## The data
———

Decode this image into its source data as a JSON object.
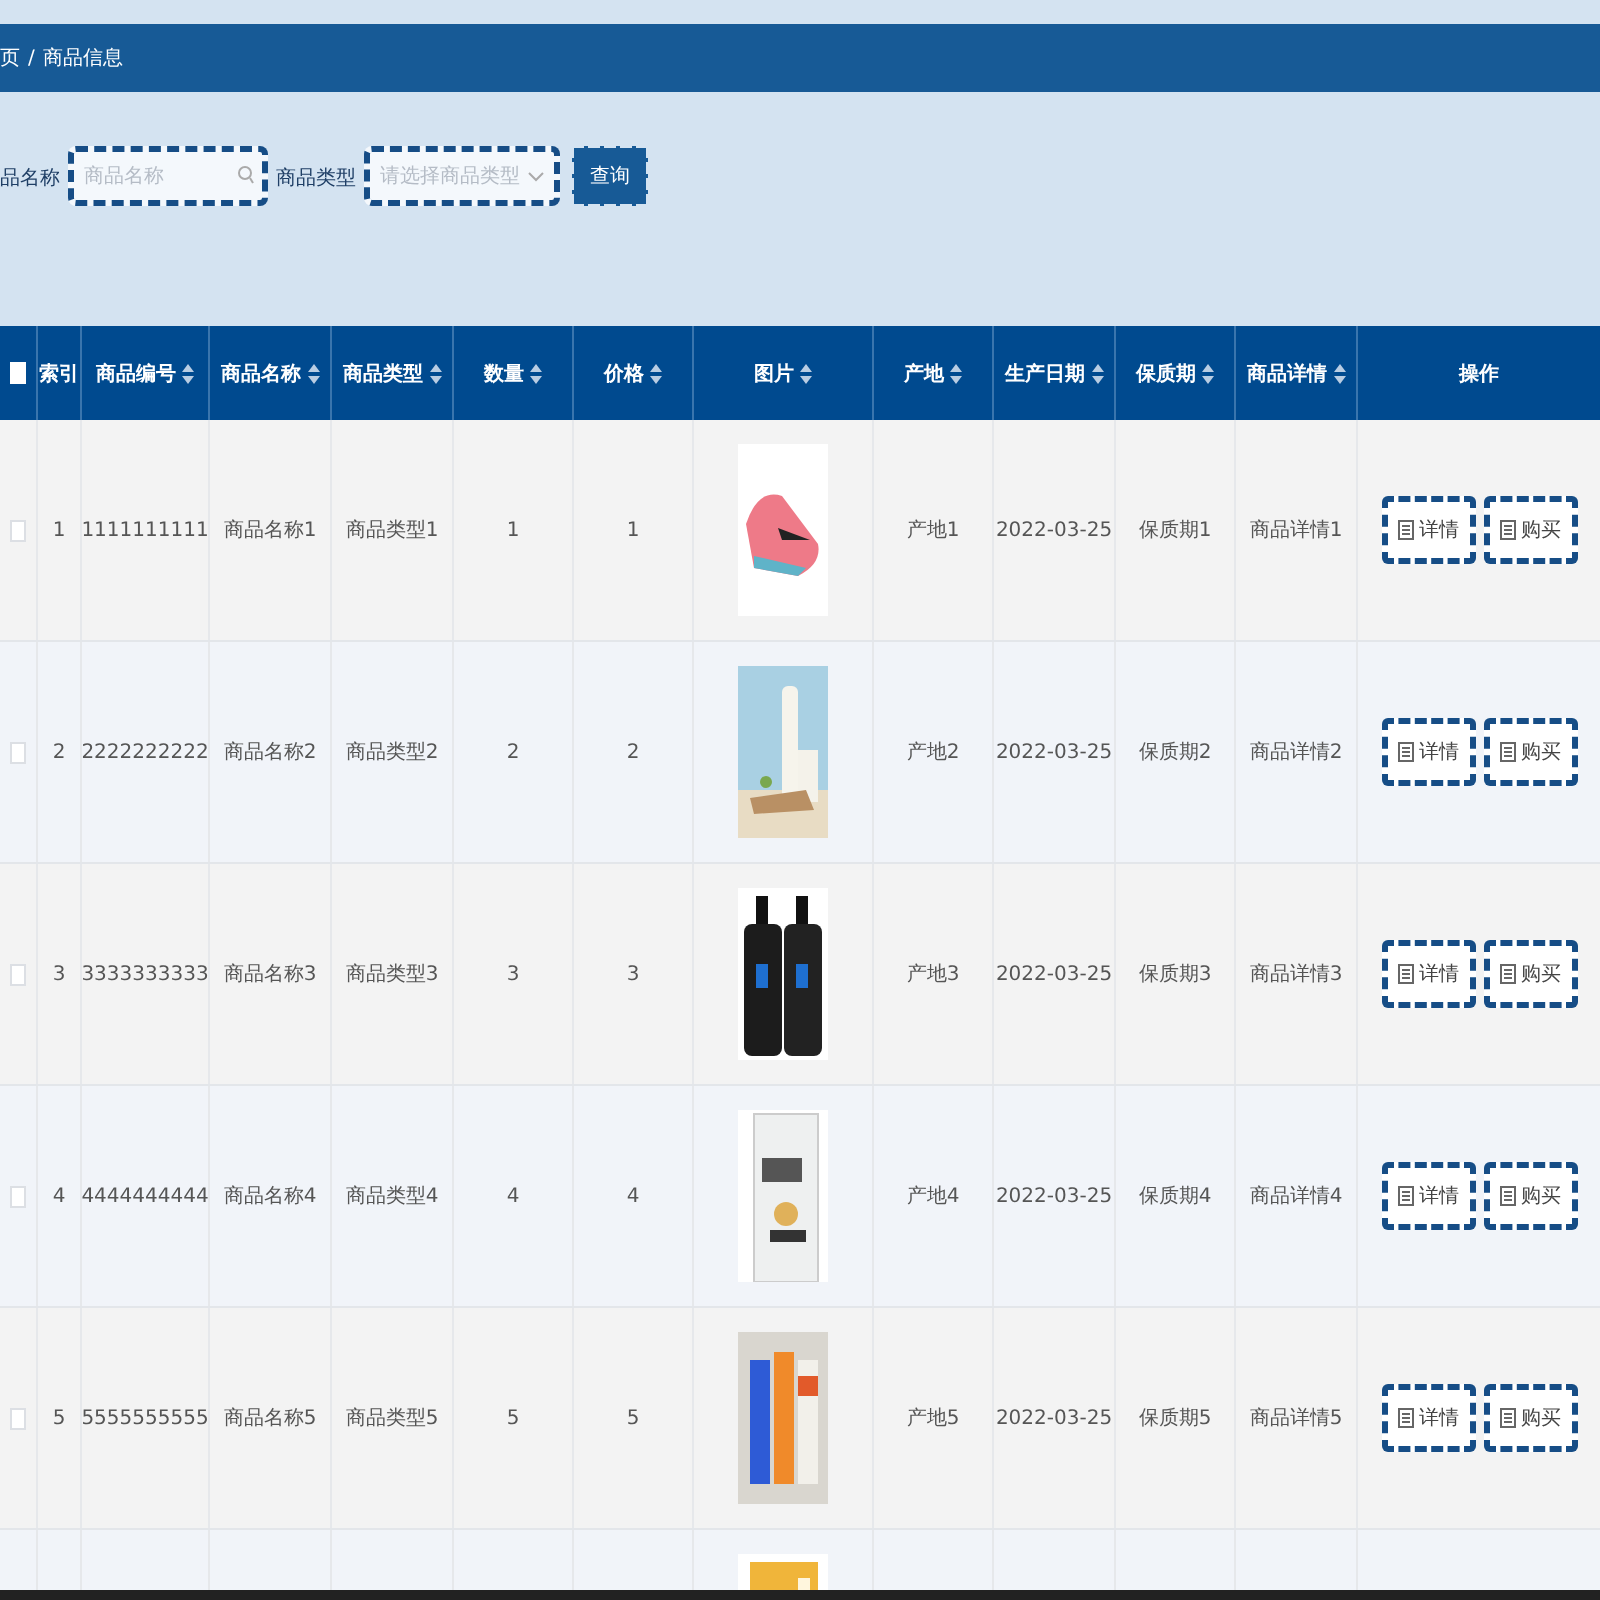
{
  "breadcrumb": {
    "items": [
      "页",
      "商品信息"
    ],
    "separator": "/"
  },
  "filters": {
    "name_label": "品名称",
    "name_field": {
      "placeholder": "商品名称"
    },
    "type_label": "商品类型",
    "type_select": {
      "placeholder": "请选择商品类型"
    },
    "query_button": "查询"
  },
  "table": {
    "select_all": {
      "checked": false
    },
    "columns": [
      {
        "label": "索引",
        "sortable": false
      },
      {
        "label": "商品编号",
        "sortable": true
      },
      {
        "label": "商品名称",
        "sortable": true
      },
      {
        "label": "商品类型",
        "sortable": true
      },
      {
        "label": "数量",
        "sortable": true
      },
      {
        "label": "价格",
        "sortable": true
      },
      {
        "label": "图片",
        "sortable": true
      },
      {
        "label": "产地",
        "sortable": true
      },
      {
        "label": "生产日期",
        "sortable": true
      },
      {
        "label": "保质期",
        "sortable": true
      },
      {
        "label": "商品详情",
        "sortable": true
      },
      {
        "label": "操作",
        "sortable": false
      }
    ],
    "rows": [
      {
        "checked": false,
        "cells": [
          "1",
          "1111111111",
          "商品名称1",
          "商品类型1",
          "1",
          "1"
        ],
        "cells_after": [
          "产地1",
          "2022-03-25",
          "保质期1",
          "商品详情1"
        ],
        "actions": [
          "详情",
          "购买"
        ]
      },
      {
        "checked": false,
        "cells": [
          "2",
          "2222222222",
          "商品名称2",
          "商品类型2",
          "2",
          "2"
        ],
        "cells_after": [
          "产地2",
          "2022-03-25",
          "保质期2",
          "商品详情2"
        ],
        "actions": [
          "详情",
          "购买"
        ]
      },
      {
        "checked": false,
        "cells": [
          "3",
          "3333333333",
          "商品名称3",
          "商品类型3",
          "3",
          "3"
        ],
        "cells_after": [
          "产地3",
          "2022-03-25",
          "保质期3",
          "商品详情3"
        ],
        "actions": [
          "详情",
          "购买"
        ]
      },
      {
        "checked": false,
        "cells": [
          "4",
          "4444444444",
          "商品名称4",
          "商品类型4",
          "4",
          "4"
        ],
        "cells_after": [
          "产地4",
          "2022-03-25",
          "保质期4",
          "商品详情4"
        ],
        "actions": [
          "详情",
          "购买"
        ]
      },
      {
        "checked": false,
        "cells": [
          "5",
          "5555555555",
          "商品名称5",
          "商品类型5",
          "5",
          "5"
        ],
        "cells_after": [
          "产地5",
          "2022-03-25",
          "保质期5",
          "商品详情5"
        ],
        "actions": [
          "详情",
          "购买"
        ]
      },
      {
        "cells": [],
        "cells_after": [],
        "actions": []
      }
    ]
  }
}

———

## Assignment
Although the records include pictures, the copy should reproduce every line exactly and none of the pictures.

## Result
Decode this image into its source data as a JSON object.
{
  "breadcrumb": {
    "items": [
      "页",
      "商品信息"
    ],
    "separator": "/"
  },
  "filters": {
    "name_label": "品名称",
    "name_field": {
      "placeholder": "商品名称"
    },
    "type_label": "商品类型",
    "type_select": {
      "placeholder": "请选择商品类型"
    },
    "query_button": "查询"
  },
  "table": {
    "select_all": {
      "checked": false
    },
    "columns": [
      {
        "label": "索引",
        "sortable": false
      },
      {
        "label": "商品编号",
        "sortable": true
      },
      {
        "label": "商品名称",
        "sortable": true
      },
      {
        "label": "商品类型",
        "sortable": true
      },
      {
        "label": "数量",
        "sortable": true
      },
      {
        "label": "价格",
        "sortable": true
      },
      {
        "label": "图片",
        "sortable": true
      },
      {
        "label": "产地",
        "sortable": true
      },
      {
        "label": "生产日期",
        "sortable": true
      },
      {
        "label": "保质期",
        "sortable": true
      },
      {
        "label": "商品详情",
        "sortable": true
      },
      {
        "label": "操作",
        "sortable": false
      }
    ],
    "rows": [
      {
        "checked": false,
        "cells": [
          "1",
          "1111111111",
          "商品名称1",
          "商品类型1",
          "1",
          "1"
        ],
        "cells_after": [
          "产地1",
          "2022-03-25",
          "保质期1",
          "商品详情1"
        ],
        "actions": [
          "详情",
          "购买"
        ]
      },
      {
        "checked": false,
        "cells": [
          "2",
          "2222222222",
          "商品名称2",
          "商品类型2",
          "2",
          "2"
        ],
        "cells_after": [
          "产地2",
          "2022-03-25",
          "保质期2",
          "商品详情2"
        ],
        "actions": [
          "详情",
          "购买"
        ]
      },
      {
        "checked": false,
        "cells": [
          "3",
          "3333333333",
          "商品名称3",
          "商品类型3",
          "3",
          "3"
        ],
        "cells_after": [
          "产地3",
          "2022-03-25",
          "保质期3",
          "商品详情3"
        ],
        "actions": [
          "详情",
          "购买"
        ]
      },
      {
        "checked": false,
        "cells": [
          "4",
          "4444444444",
          "商品名称4",
          "商品类型4",
          "4",
          "4"
        ],
        "cells_after": [
          "产地4",
          "2022-03-25",
          "保质期4",
          "商品详情4"
        ],
        "actions": [
          "详情",
          "购买"
        ]
      },
      {
        "checked": false,
        "cells": [
          "5",
          "5555555555",
          "商品名称5",
          "商品类型5",
          "5",
          "5"
        ],
        "cells_after": [
          "产地5",
          "2022-03-25",
          "保质期5",
          "商品详情5"
        ],
        "actions": [
          "详情",
          "购买"
        ]
      },
      {
        "cells": [],
        "cells_after": [],
        "actions": []
      }
    ]
  }
}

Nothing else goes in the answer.